### Problem statement
Only text is carried over. Reproduce the entries below exactly.

### Input records

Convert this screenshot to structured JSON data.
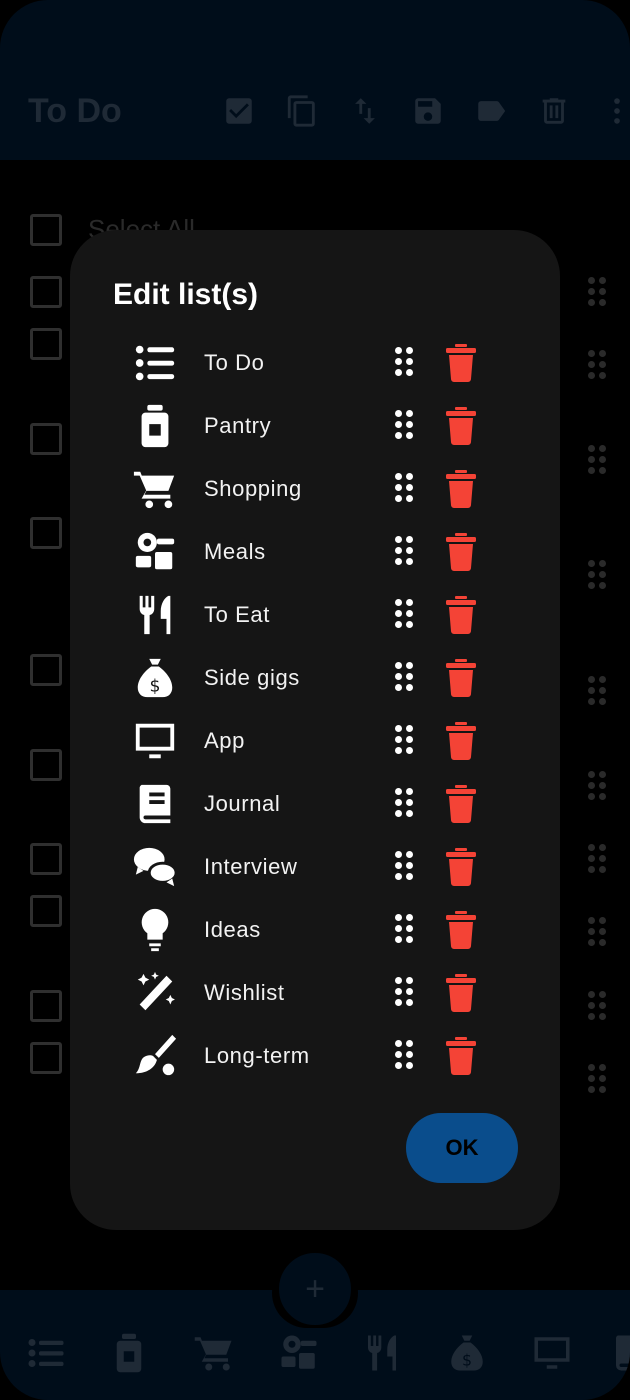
{
  "appbar": {
    "title": "To Do",
    "icons": [
      "check-box-icon",
      "copy-icon",
      "sort-icon",
      "save-icon",
      "label-icon",
      "delete-icon",
      "more-vert-icon"
    ]
  },
  "background_list": {
    "select_all_label": "Select All"
  },
  "dialog": {
    "title": "Edit list(s)",
    "ok_label": "OK",
    "items": [
      {
        "label": "To Do",
        "icon": "list-icon"
      },
      {
        "label": "Pantry",
        "icon": "jar-icon"
      },
      {
        "label": "Shopping",
        "icon": "cart-icon"
      },
      {
        "label": "Meals",
        "icon": "kitchen-icon"
      },
      {
        "label": "To Eat",
        "icon": "utensils-icon"
      },
      {
        "label": "Side gigs",
        "icon": "money-bag-icon"
      },
      {
        "label": "App",
        "icon": "monitor-icon"
      },
      {
        "label": "Journal",
        "icon": "book-icon"
      },
      {
        "label": "Interview",
        "icon": "chat-bubbles-icon"
      },
      {
        "label": "Ideas",
        "icon": "lightbulb-icon"
      },
      {
        "label": "Wishlist",
        "icon": "magic-wand-icon"
      },
      {
        "label": "Long-term",
        "icon": "paint-brush-icon"
      }
    ]
  },
  "fab": {
    "label": "+"
  },
  "colors": {
    "accent": "#0a4d8c",
    "delete": "#f44336",
    "dialog_bg": "#151515",
    "appbar_bg": "#000d1a"
  }
}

### Completed exercise
Convert this screenshot to structured JSON data.
{
  "appbar": {
    "title": "To Do",
    "icons": [
      "check-box-icon",
      "copy-icon",
      "sort-icon",
      "save-icon",
      "label-icon",
      "delete-icon",
      "more-vert-icon"
    ]
  },
  "background_list": {
    "select_all_label": "Select All"
  },
  "dialog": {
    "title": "Edit list(s)",
    "ok_label": "OK",
    "items": [
      {
        "label": "To Do",
        "icon": "list-icon"
      },
      {
        "label": "Pantry",
        "icon": "jar-icon"
      },
      {
        "label": "Shopping",
        "icon": "cart-icon"
      },
      {
        "label": "Meals",
        "icon": "kitchen-icon"
      },
      {
        "label": "To Eat",
        "icon": "utensils-icon"
      },
      {
        "label": "Side gigs",
        "icon": "money-bag-icon"
      },
      {
        "label": "App",
        "icon": "monitor-icon"
      },
      {
        "label": "Journal",
        "icon": "book-icon"
      },
      {
        "label": "Interview",
        "icon": "chat-bubbles-icon"
      },
      {
        "label": "Ideas",
        "icon": "lightbulb-icon"
      },
      {
        "label": "Wishlist",
        "icon": "magic-wand-icon"
      },
      {
        "label": "Long-term",
        "icon": "paint-brush-icon"
      }
    ]
  },
  "fab": {
    "label": "+"
  },
  "colors": {
    "accent": "#0a4d8c",
    "delete": "#f44336",
    "dialog_bg": "#151515",
    "appbar_bg": "#000d1a"
  }
}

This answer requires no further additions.